— Exercise objective —
A faithful copy of the entries, without any pictures, is what is needed here.

★ ★ ★ ★ ★

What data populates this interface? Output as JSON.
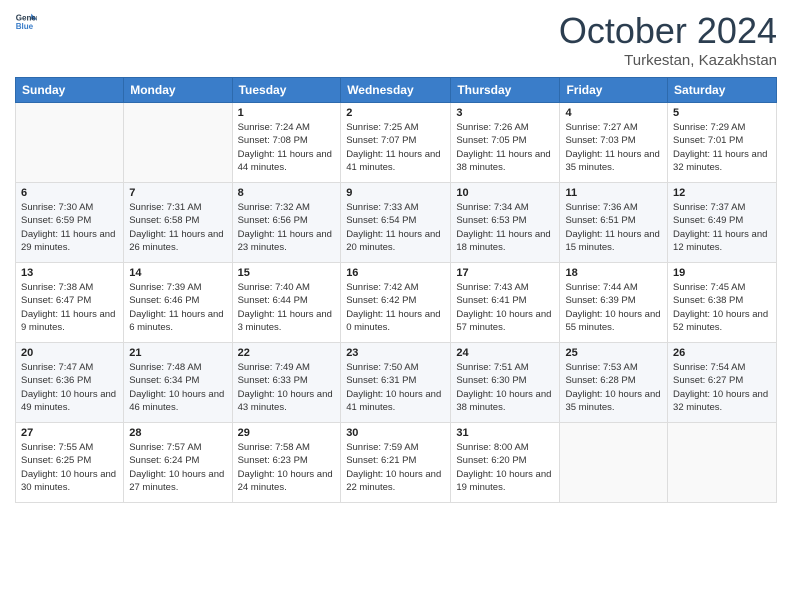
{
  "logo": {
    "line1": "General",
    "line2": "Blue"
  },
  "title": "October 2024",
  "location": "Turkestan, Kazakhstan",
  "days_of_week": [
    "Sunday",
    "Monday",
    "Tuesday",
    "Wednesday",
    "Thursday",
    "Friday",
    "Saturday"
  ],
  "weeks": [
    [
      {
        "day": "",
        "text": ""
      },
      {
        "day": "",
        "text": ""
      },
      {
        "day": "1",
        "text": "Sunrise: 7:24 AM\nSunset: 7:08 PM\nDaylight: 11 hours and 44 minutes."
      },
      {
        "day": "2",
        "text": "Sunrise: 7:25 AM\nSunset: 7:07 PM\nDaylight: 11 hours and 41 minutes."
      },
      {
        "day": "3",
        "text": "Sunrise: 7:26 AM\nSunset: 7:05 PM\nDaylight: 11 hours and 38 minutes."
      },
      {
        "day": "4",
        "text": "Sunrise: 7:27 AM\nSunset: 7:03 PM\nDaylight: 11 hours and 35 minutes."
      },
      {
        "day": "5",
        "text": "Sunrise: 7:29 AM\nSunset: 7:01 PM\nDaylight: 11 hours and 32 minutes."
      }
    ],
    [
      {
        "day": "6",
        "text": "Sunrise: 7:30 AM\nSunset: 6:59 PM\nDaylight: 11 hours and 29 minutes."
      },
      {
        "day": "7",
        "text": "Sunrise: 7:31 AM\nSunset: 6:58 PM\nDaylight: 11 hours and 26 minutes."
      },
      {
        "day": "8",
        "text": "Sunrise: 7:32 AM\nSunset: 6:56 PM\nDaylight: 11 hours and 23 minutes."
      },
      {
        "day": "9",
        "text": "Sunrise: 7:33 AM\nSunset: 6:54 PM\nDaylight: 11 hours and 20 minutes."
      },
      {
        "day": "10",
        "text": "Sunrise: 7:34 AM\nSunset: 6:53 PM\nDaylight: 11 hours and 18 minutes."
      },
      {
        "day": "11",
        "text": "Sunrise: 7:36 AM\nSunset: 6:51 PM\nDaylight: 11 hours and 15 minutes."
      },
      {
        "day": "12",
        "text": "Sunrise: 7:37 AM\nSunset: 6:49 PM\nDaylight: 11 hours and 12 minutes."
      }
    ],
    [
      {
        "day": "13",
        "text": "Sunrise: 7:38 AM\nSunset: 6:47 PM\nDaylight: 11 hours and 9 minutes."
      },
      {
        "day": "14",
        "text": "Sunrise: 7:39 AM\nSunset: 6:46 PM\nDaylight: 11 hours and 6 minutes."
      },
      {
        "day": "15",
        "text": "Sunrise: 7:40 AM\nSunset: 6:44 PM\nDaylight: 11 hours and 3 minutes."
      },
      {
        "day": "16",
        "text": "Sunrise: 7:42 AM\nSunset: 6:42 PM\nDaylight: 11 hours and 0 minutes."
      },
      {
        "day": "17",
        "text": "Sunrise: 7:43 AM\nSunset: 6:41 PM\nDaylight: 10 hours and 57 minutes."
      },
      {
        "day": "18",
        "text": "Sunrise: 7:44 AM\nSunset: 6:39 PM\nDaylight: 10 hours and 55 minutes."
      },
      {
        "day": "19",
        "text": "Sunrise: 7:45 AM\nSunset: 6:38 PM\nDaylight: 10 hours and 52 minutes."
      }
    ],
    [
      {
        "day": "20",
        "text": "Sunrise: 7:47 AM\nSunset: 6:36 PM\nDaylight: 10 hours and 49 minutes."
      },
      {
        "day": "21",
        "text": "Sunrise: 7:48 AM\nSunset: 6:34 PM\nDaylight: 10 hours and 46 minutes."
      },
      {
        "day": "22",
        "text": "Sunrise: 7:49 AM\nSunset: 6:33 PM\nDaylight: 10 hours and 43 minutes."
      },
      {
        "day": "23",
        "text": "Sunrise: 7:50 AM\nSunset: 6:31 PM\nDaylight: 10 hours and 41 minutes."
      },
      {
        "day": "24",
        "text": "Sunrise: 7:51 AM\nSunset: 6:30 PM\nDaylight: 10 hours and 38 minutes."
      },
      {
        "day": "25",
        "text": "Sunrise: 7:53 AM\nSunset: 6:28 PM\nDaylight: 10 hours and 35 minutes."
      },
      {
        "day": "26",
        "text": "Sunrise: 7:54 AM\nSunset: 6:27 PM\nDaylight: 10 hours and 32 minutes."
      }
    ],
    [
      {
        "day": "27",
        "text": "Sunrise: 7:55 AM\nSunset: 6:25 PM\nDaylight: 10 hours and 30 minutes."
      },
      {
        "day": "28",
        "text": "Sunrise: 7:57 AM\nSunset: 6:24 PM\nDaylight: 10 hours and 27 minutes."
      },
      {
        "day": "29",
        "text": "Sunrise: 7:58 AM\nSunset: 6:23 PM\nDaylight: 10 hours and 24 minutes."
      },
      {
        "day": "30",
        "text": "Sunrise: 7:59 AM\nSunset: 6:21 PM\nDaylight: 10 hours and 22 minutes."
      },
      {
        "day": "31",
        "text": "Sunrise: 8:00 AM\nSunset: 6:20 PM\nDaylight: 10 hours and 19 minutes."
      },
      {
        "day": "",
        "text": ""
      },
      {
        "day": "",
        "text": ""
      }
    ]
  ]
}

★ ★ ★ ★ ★

— Completed exercise —
What data populates this interface? Output as JSON.
{
  "logo": {
    "line1": "General",
    "line2": "Blue"
  },
  "title": "October 2024",
  "location": "Turkestan, Kazakhstan",
  "days_of_week": [
    "Sunday",
    "Monday",
    "Tuesday",
    "Wednesday",
    "Thursday",
    "Friday",
    "Saturday"
  ],
  "weeks": [
    [
      {
        "day": "",
        "text": ""
      },
      {
        "day": "",
        "text": ""
      },
      {
        "day": "1",
        "text": "Sunrise: 7:24 AM\nSunset: 7:08 PM\nDaylight: 11 hours and 44 minutes."
      },
      {
        "day": "2",
        "text": "Sunrise: 7:25 AM\nSunset: 7:07 PM\nDaylight: 11 hours and 41 minutes."
      },
      {
        "day": "3",
        "text": "Sunrise: 7:26 AM\nSunset: 7:05 PM\nDaylight: 11 hours and 38 minutes."
      },
      {
        "day": "4",
        "text": "Sunrise: 7:27 AM\nSunset: 7:03 PM\nDaylight: 11 hours and 35 minutes."
      },
      {
        "day": "5",
        "text": "Sunrise: 7:29 AM\nSunset: 7:01 PM\nDaylight: 11 hours and 32 minutes."
      }
    ],
    [
      {
        "day": "6",
        "text": "Sunrise: 7:30 AM\nSunset: 6:59 PM\nDaylight: 11 hours and 29 minutes."
      },
      {
        "day": "7",
        "text": "Sunrise: 7:31 AM\nSunset: 6:58 PM\nDaylight: 11 hours and 26 minutes."
      },
      {
        "day": "8",
        "text": "Sunrise: 7:32 AM\nSunset: 6:56 PM\nDaylight: 11 hours and 23 minutes."
      },
      {
        "day": "9",
        "text": "Sunrise: 7:33 AM\nSunset: 6:54 PM\nDaylight: 11 hours and 20 minutes."
      },
      {
        "day": "10",
        "text": "Sunrise: 7:34 AM\nSunset: 6:53 PM\nDaylight: 11 hours and 18 minutes."
      },
      {
        "day": "11",
        "text": "Sunrise: 7:36 AM\nSunset: 6:51 PM\nDaylight: 11 hours and 15 minutes."
      },
      {
        "day": "12",
        "text": "Sunrise: 7:37 AM\nSunset: 6:49 PM\nDaylight: 11 hours and 12 minutes."
      }
    ],
    [
      {
        "day": "13",
        "text": "Sunrise: 7:38 AM\nSunset: 6:47 PM\nDaylight: 11 hours and 9 minutes."
      },
      {
        "day": "14",
        "text": "Sunrise: 7:39 AM\nSunset: 6:46 PM\nDaylight: 11 hours and 6 minutes."
      },
      {
        "day": "15",
        "text": "Sunrise: 7:40 AM\nSunset: 6:44 PM\nDaylight: 11 hours and 3 minutes."
      },
      {
        "day": "16",
        "text": "Sunrise: 7:42 AM\nSunset: 6:42 PM\nDaylight: 11 hours and 0 minutes."
      },
      {
        "day": "17",
        "text": "Sunrise: 7:43 AM\nSunset: 6:41 PM\nDaylight: 10 hours and 57 minutes."
      },
      {
        "day": "18",
        "text": "Sunrise: 7:44 AM\nSunset: 6:39 PM\nDaylight: 10 hours and 55 minutes."
      },
      {
        "day": "19",
        "text": "Sunrise: 7:45 AM\nSunset: 6:38 PM\nDaylight: 10 hours and 52 minutes."
      }
    ],
    [
      {
        "day": "20",
        "text": "Sunrise: 7:47 AM\nSunset: 6:36 PM\nDaylight: 10 hours and 49 minutes."
      },
      {
        "day": "21",
        "text": "Sunrise: 7:48 AM\nSunset: 6:34 PM\nDaylight: 10 hours and 46 minutes."
      },
      {
        "day": "22",
        "text": "Sunrise: 7:49 AM\nSunset: 6:33 PM\nDaylight: 10 hours and 43 minutes."
      },
      {
        "day": "23",
        "text": "Sunrise: 7:50 AM\nSunset: 6:31 PM\nDaylight: 10 hours and 41 minutes."
      },
      {
        "day": "24",
        "text": "Sunrise: 7:51 AM\nSunset: 6:30 PM\nDaylight: 10 hours and 38 minutes."
      },
      {
        "day": "25",
        "text": "Sunrise: 7:53 AM\nSunset: 6:28 PM\nDaylight: 10 hours and 35 minutes."
      },
      {
        "day": "26",
        "text": "Sunrise: 7:54 AM\nSunset: 6:27 PM\nDaylight: 10 hours and 32 minutes."
      }
    ],
    [
      {
        "day": "27",
        "text": "Sunrise: 7:55 AM\nSunset: 6:25 PM\nDaylight: 10 hours and 30 minutes."
      },
      {
        "day": "28",
        "text": "Sunrise: 7:57 AM\nSunset: 6:24 PM\nDaylight: 10 hours and 27 minutes."
      },
      {
        "day": "29",
        "text": "Sunrise: 7:58 AM\nSunset: 6:23 PM\nDaylight: 10 hours and 24 minutes."
      },
      {
        "day": "30",
        "text": "Sunrise: 7:59 AM\nSunset: 6:21 PM\nDaylight: 10 hours and 22 minutes."
      },
      {
        "day": "31",
        "text": "Sunrise: 8:00 AM\nSunset: 6:20 PM\nDaylight: 10 hours and 19 minutes."
      },
      {
        "day": "",
        "text": ""
      },
      {
        "day": "",
        "text": ""
      }
    ]
  ]
}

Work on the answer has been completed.